Reproduce all the data, character for character.

● ● ● ● ●

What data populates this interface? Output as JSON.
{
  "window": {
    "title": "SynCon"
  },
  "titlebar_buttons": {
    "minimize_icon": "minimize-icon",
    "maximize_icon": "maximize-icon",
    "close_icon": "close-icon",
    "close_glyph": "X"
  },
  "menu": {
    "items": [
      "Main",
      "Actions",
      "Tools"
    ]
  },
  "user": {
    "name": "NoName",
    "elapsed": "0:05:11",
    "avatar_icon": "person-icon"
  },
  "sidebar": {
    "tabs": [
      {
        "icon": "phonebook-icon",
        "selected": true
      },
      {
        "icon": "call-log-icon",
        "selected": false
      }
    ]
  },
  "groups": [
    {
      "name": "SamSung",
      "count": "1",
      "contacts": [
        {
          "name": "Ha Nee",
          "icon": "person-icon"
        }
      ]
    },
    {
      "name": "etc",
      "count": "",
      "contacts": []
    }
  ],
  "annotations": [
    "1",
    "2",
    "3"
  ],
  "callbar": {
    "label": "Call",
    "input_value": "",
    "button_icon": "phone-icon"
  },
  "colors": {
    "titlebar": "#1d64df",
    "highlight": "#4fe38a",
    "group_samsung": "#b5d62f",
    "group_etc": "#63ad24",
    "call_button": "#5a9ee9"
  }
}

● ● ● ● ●

* **WRITTEN RESPONSE**:
What data populates this interface? Output as JSON.
{
  "window": {
    "title": "SynCon"
  },
  "titlebar_buttons": {
    "minimize_icon": "minimize-icon",
    "maximize_icon": "maximize-icon",
    "close_icon": "close-icon",
    "close_glyph": "X"
  },
  "menu": {
    "items": [
      "Main",
      "Actions",
      "Tools"
    ]
  },
  "user": {
    "name": "NoName",
    "elapsed": "0:05:11",
    "avatar_icon": "person-icon"
  },
  "sidebar": {
    "tabs": [
      {
        "icon": "phonebook-icon",
        "selected": true
      },
      {
        "icon": "call-log-icon",
        "selected": false
      }
    ]
  },
  "groups": [
    {
      "name": "SamSung",
      "count": "1",
      "contacts": [
        {
          "name": "Ha Nee",
          "icon": "person-icon"
        }
      ]
    },
    {
      "name": "etc",
      "count": "",
      "contacts": []
    }
  ],
  "annotations": [
    "1",
    "2",
    "3"
  ],
  "callbar": {
    "label": "Call",
    "input_value": "",
    "button_icon": "phone-icon"
  },
  "colors": {
    "titlebar": "#1d64df",
    "highlight": "#4fe38a",
    "group_samsung": "#b5d62f",
    "group_etc": "#63ad24",
    "call_button": "#5a9ee9"
  }
}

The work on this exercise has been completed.